The 21-year-old won a spot on the team with an excellent exhibition season, but started slowly when the games started to count. Eventually, coach Bob Hartley put Gaudreau in the press box for the sixth game of the season – against the Columbus Blue Jackets – after he'd been held off the score sheet in the first five.

That was an early crossroads of sorts: When Gaudreau returned, if his scoring struggles had continued, there might have been a temptation to assign him to the team's minor-league affiliate in Adirondack for further development.

Instead, he started to adjust – and found the net more regularly. He now has 12 points in his past 11 games, which leaves him tied for second in the rookie scoring race behind the Nashville Predators' Filip Forsberg. On a Flames team where part of their early-season success can be attributed to scoring by committee, Gaudreau is second among the team's forwards in points and tied for the team lead at plus-nine.

"Sometimes you sit guys to send a message," explained Hartley. "And sometimes you sit guys so they can take a step back and look and relax. At the start, he was trying to do everything on the same shift. He has such high expectations of himself that he was his own worst enemy.

"So I sat with him for probably 30 minutes, and we grabbed him a suite by himself in Columbus and told him, 'just watch and learn how the NHL game is played.'"

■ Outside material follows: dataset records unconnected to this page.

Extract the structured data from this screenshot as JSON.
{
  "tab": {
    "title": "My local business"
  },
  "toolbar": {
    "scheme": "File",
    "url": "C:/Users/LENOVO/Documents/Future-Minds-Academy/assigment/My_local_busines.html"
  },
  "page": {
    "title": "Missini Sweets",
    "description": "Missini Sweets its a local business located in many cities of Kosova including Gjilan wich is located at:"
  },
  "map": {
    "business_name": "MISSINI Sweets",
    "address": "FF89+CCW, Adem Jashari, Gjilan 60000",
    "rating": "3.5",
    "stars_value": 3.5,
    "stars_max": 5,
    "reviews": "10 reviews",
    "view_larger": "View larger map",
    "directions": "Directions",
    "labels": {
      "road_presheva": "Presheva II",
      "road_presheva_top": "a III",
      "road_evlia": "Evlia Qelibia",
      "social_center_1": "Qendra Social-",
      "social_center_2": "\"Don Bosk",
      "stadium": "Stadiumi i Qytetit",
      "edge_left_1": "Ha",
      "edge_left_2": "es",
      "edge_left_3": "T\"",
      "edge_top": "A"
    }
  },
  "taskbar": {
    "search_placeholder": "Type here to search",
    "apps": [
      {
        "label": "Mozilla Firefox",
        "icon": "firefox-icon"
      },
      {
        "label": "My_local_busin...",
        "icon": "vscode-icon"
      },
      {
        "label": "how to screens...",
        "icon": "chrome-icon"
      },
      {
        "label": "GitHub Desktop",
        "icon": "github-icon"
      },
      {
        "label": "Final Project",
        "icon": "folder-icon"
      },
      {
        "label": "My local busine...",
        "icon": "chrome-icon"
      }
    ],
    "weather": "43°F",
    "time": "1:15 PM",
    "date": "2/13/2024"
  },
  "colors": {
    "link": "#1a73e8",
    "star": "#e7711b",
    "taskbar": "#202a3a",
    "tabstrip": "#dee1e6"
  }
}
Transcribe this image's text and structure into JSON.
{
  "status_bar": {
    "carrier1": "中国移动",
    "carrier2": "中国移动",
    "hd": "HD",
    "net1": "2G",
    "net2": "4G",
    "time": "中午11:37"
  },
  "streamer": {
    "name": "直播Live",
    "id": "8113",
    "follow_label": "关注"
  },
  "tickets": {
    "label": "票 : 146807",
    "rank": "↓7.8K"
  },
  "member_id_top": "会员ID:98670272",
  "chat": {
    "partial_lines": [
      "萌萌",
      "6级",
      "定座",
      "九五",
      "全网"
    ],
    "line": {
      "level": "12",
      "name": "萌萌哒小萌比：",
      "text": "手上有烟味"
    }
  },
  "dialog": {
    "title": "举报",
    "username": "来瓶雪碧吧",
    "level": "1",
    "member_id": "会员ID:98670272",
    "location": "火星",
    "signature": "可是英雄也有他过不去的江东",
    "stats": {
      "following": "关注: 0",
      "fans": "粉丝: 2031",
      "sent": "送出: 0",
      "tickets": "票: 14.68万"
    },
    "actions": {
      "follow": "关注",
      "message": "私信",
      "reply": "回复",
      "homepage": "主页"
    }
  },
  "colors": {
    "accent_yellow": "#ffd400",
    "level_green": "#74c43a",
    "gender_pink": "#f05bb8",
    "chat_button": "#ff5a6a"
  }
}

According to Hartley, the Flames' early-season schedule – which has seen them play a league-leading 11 road games – was not exactly conducive to helping a young player adjust to NHL life. They opened at home and immediately went on a five-game trip, where practices were limited and routines disrupted.

"I felt his game was going backward and backward," Hartley said. "I could see him coming back to the bench and saying, 'What the hell am I doing?' So I said, 'Let's unplug, let's reboot. You know you're better than this, and we know you're better than this.' It was just a matter of getting a feel – of starting to feel it. Since then, he's playing with poise. He wants the puck. I see the Johnny Hockey that we'd watched in Boston College. Obviously, it's a bigger step and a bigger challenge – but he's doing quite fine."

Smaller players who defy logic to thrive in the NHL usually do so because of two factors: instinct and foot speed. People have been trying to stop Gaudreau in his tracks with their bodies for as long as he's played, but he is slippery and has that now-you-see-him-now-you-don't quality that has left some experienced NHL defenders clutching for air. And he's just flat-out solid on his skates. Chasing all those Skittles way back in the day clearly taught him a lesson or two that sunk in.

"For me, it's just being quick down low and making sure you know where guys are at and giving that extra shoulder check to see where the guys behind you are," said Gaudreau. "Those are things I've been learning from guys who have been playing in the NHL for a while – and they are smaller guys, too. I've been fortunate to watch a lot of guys play like that."